Tools to enact change

Being Black and rural is a blessing. Having come from generations of Black Rural Georgians, I have witnessed and experienced the intersectionality of challenges we face. I was raised by a village of Black men and women who instilled a sense of perseverance, humility, and ambition deep inside of my heart. It has become a common misconception by national strategists and progressive organizations that “Rural America” is synonymous with white. That doesn’t happen to be the case where I come from and in other regions of Georgia, including the Georgia Black Belt. Black and brown Georgians are immersed and have heavy influences in Southern culture, and quite frankly, are the reason why the South, and the nation, have gotten this far.

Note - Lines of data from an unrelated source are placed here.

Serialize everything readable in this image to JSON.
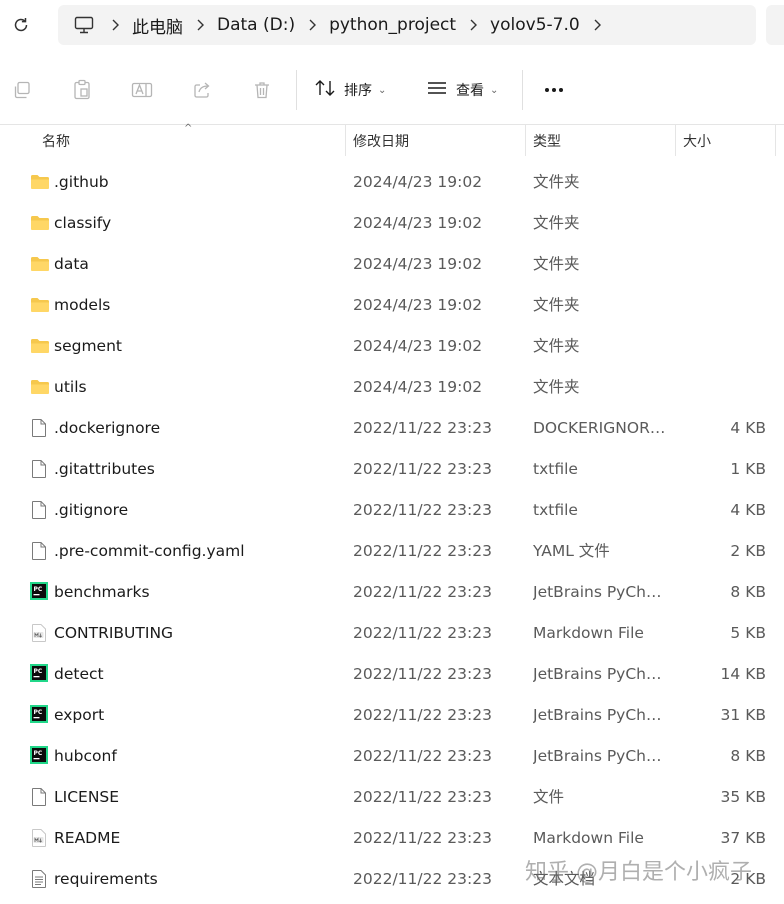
{
  "address_bar": {
    "breadcrumbs": [
      "此电脑",
      "Data (D:)",
      "python_project",
      "yolov5-7.0"
    ]
  },
  "toolbar": {
    "sort_label": "排序",
    "view_label": "查看"
  },
  "columns": {
    "name": "名称",
    "date": "修改日期",
    "type": "类型",
    "size": "大小"
  },
  "files": [
    {
      "name": ".github",
      "date": "2024/4/23 19:02",
      "type": "文件夹",
      "size": "",
      "icon": "folder-icon"
    },
    {
      "name": "classify",
      "date": "2024/4/23 19:02",
      "type": "文件夹",
      "size": "",
      "icon": "folder-icon"
    },
    {
      "name": "data",
      "date": "2024/4/23 19:02",
      "type": "文件夹",
      "size": "",
      "icon": "folder-icon"
    },
    {
      "name": "models",
      "date": "2024/4/23 19:02",
      "type": "文件夹",
      "size": "",
      "icon": "folder-icon"
    },
    {
      "name": "segment",
      "date": "2024/4/23 19:02",
      "type": "文件夹",
      "size": "",
      "icon": "folder-icon"
    },
    {
      "name": "utils",
      "date": "2024/4/23 19:02",
      "type": "文件夹",
      "size": "",
      "icon": "folder-icon"
    },
    {
      "name": ".dockerignore",
      "date": "2022/11/22 23:23",
      "type": "DOCKERIGNORE...",
      "size": "4 KB",
      "icon": "file-icon"
    },
    {
      "name": ".gitattributes",
      "date": "2022/11/22 23:23",
      "type": "txtfile",
      "size": "1 KB",
      "icon": "file-icon"
    },
    {
      "name": ".gitignore",
      "date": "2022/11/22 23:23",
      "type": "txtfile",
      "size": "4 KB",
      "icon": "file-icon"
    },
    {
      "name": ".pre-commit-config.yaml",
      "date": "2022/11/22 23:23",
      "type": "YAML 文件",
      "size": "2 KB",
      "icon": "file-icon"
    },
    {
      "name": "benchmarks",
      "date": "2022/11/22 23:23",
      "type": "JetBrains PyChar...",
      "size": "8 KB",
      "icon": "pycharm-icon"
    },
    {
      "name": "CONTRIBUTING",
      "date": "2022/11/22 23:23",
      "type": "Markdown File",
      "size": "5 KB",
      "icon": "markdown-icon"
    },
    {
      "name": "detect",
      "date": "2022/11/22 23:23",
      "type": "JetBrains PyChar...",
      "size": "14 KB",
      "icon": "pycharm-icon"
    },
    {
      "name": "export",
      "date": "2022/11/22 23:23",
      "type": "JetBrains PyChar...",
      "size": "31 KB",
      "icon": "pycharm-icon"
    },
    {
      "name": "hubconf",
      "date": "2022/11/22 23:23",
      "type": "JetBrains PyChar...",
      "size": "8 KB",
      "icon": "pycharm-icon"
    },
    {
      "name": "LICENSE",
      "date": "2022/11/22 23:23",
      "type": "文件",
      "size": "35 KB",
      "icon": "file-icon"
    },
    {
      "name": "README",
      "date": "2022/11/22 23:23",
      "type": "Markdown File",
      "size": "37 KB",
      "icon": "markdown-icon"
    },
    {
      "name": "requirements",
      "date": "2022/11/22 23:23",
      "type": "文本文档",
      "size": "2 KB",
      "icon": "text-file-icon"
    }
  ],
  "watermark": "知乎 @月白是个小疯子",
  "colors": {
    "folder": "#f2c94c",
    "pycharm": "#21d789",
    "accent": "#1a1a1a"
  }
}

Here at New Georgia Project, I am proud to lead Georgia Ignite — a program aimed at supporting local organizers and activists to lead their own campaigns. Urban areas are the constant targets of civic engagement and investment because it is perceived that these are the only places capable of progressive change. Georgia Ignite seeks to disrupt and disprove this narrative. This movement is about rural power building, giving folks the tools to enact change through community organizing and policy advocacy specific to their local communities.

Spades tournament, hosted by Georgia Ignite

This year, we have the perfect opportunity to target multiple small municipal elections. Voting locally is the basic building block of democracy. We are using this year’s municipal elections to organize people around voting rights in addition to local problems that affect their community. In doing this, we are able to create local culture around voting and holding their local governments and authorities accountable.

But we can’t truly address local problems without also addressing federal policy. We need people from around the country to fight for federal policies that defend voting rights, end discrimination, and remove the barriers that hinder our ability to improve rural Georgia.

–Brandon Byrd, New Georgia Project Action Fund